It can be said that Flyfishers are an eclectic, obsessive lot.

I wouldn’t disagree!

 

With over 30 plus years flyfishing for freshwater game fish, my experience in trout & steelhead tactics, entomology, education, and conservation have fueled my obsession with a sport that has produced bonds with unforgettable people, fish, and destinations.
As a young boy, I was raised fishing the rivers of the Yosemite Wilderness area under the guidance of a very capable grandfather who cherished his Heddon flyrods.  Throughout my formative years, his constant recommendation was, “read as much literature on flyfishing as possible, and when you get it upstairs, go out and practice on the fish”.

Although I’ve insulted numerous fish in my youth due to underwhelming flyfishing abilities, I’ve reached a skill level whereby I’m comfortable & enjoy coaching others in the sport.  I owe credit to his steadfast advise & countless hours streamside.

Over the course of these 30+ years I have been a member of the Flyfishers Club of Orange County, FVRC, Cal Trout, and more recently the FFF in order to support preservation of the environments we find all gamefish in.
Having gained experience fishing and guiding while living in California & Oregon, I’ve had opportunities to travel & fish well known lakes, rivers, and streams throughout the West & Upper Midwest.

Upon relocation to the Twin Cities, to pursue my corporate career, I made an unexpected and welcome discovery in the quality & opportunities to continue my pursuit of trout, steelhead, and salmon within the Minnesota & Wisconsin area.

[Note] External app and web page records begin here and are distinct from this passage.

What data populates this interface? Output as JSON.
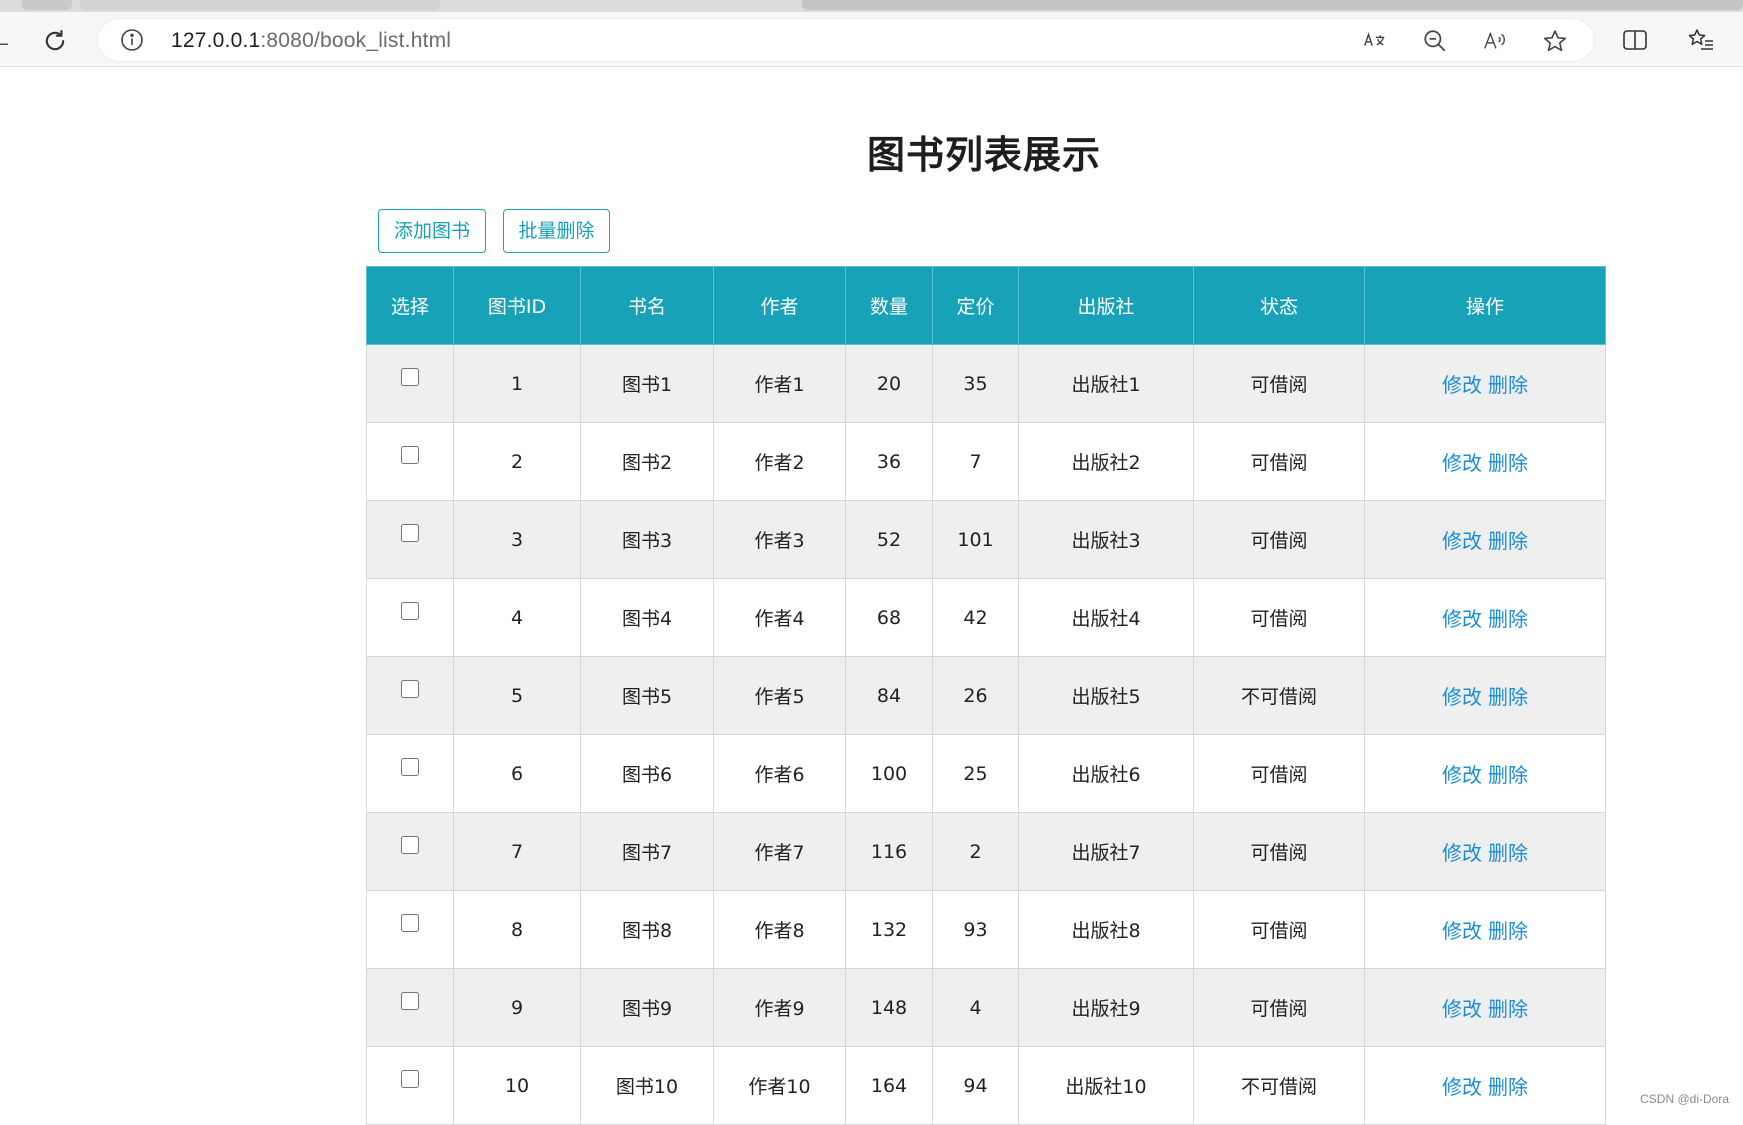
{
  "browser": {
    "url_host": "127.0.0.1",
    "url_path": ":8080/book_list.html"
  },
  "page": {
    "title": "图书列表展示",
    "add_button": "添加图书",
    "batch_delete_button": "批量删除"
  },
  "table": {
    "headers": [
      "选择",
      "图书ID",
      "书名",
      "作者",
      "数量",
      "定价",
      "出版社",
      "状态",
      "操作"
    ],
    "edit_label": "修改",
    "delete_label": "删除",
    "rows": [
      {
        "id": "1",
        "name": "图书1",
        "author": "作者1",
        "count": "20",
        "price": "35",
        "publisher": "出版社1",
        "status": "可借阅"
      },
      {
        "id": "2",
        "name": "图书2",
        "author": "作者2",
        "count": "36",
        "price": "7",
        "publisher": "出版社2",
        "status": "可借阅"
      },
      {
        "id": "3",
        "name": "图书3",
        "author": "作者3",
        "count": "52",
        "price": "101",
        "publisher": "出版社3",
        "status": "可借阅"
      },
      {
        "id": "4",
        "name": "图书4",
        "author": "作者4",
        "count": "68",
        "price": "42",
        "publisher": "出版社4",
        "status": "可借阅"
      },
      {
        "id": "5",
        "name": "图书5",
        "author": "作者5",
        "count": "84",
        "price": "26",
        "publisher": "出版社5",
        "status": "不可借阅"
      },
      {
        "id": "6",
        "name": "图书6",
        "author": "作者6",
        "count": "100",
        "price": "25",
        "publisher": "出版社6",
        "status": "可借阅"
      },
      {
        "id": "7",
        "name": "图书7",
        "author": "作者7",
        "count": "116",
        "price": "2",
        "publisher": "出版社7",
        "status": "可借阅"
      },
      {
        "id": "8",
        "name": "图书8",
        "author": "作者8",
        "count": "132",
        "price": "93",
        "publisher": "出版社8",
        "status": "可借阅"
      },
      {
        "id": "9",
        "name": "图书9",
        "author": "作者9",
        "count": "148",
        "price": "4",
        "publisher": "出版社9",
        "status": "可借阅"
      },
      {
        "id": "10",
        "name": "图书10",
        "author": "作者10",
        "count": "164",
        "price": "94",
        "publisher": "出版社10",
        "status": "不可借阅"
      }
    ]
  },
  "watermark": "CSDN @di-Dora",
  "colors": {
    "accent": "#17a2b8",
    "link": "#1a8cdb",
    "row_alt": "#efefef"
  }
}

Whether it’s casting dry flies to rising fish, nymphing, or swinging flies, there are opportunities to catch fish in stunning locations.

 

If you’ve found yourself in the Twin Cities and are looking for an adventure, or have always wondered about the sport & have yet to take that first step, come join me.

I’d like to share my knowledge and experience with you.

 

 

Eric

Up North, 2016
Owens River, circa 95. I’m pretty sure mustaches were a common mistake back then.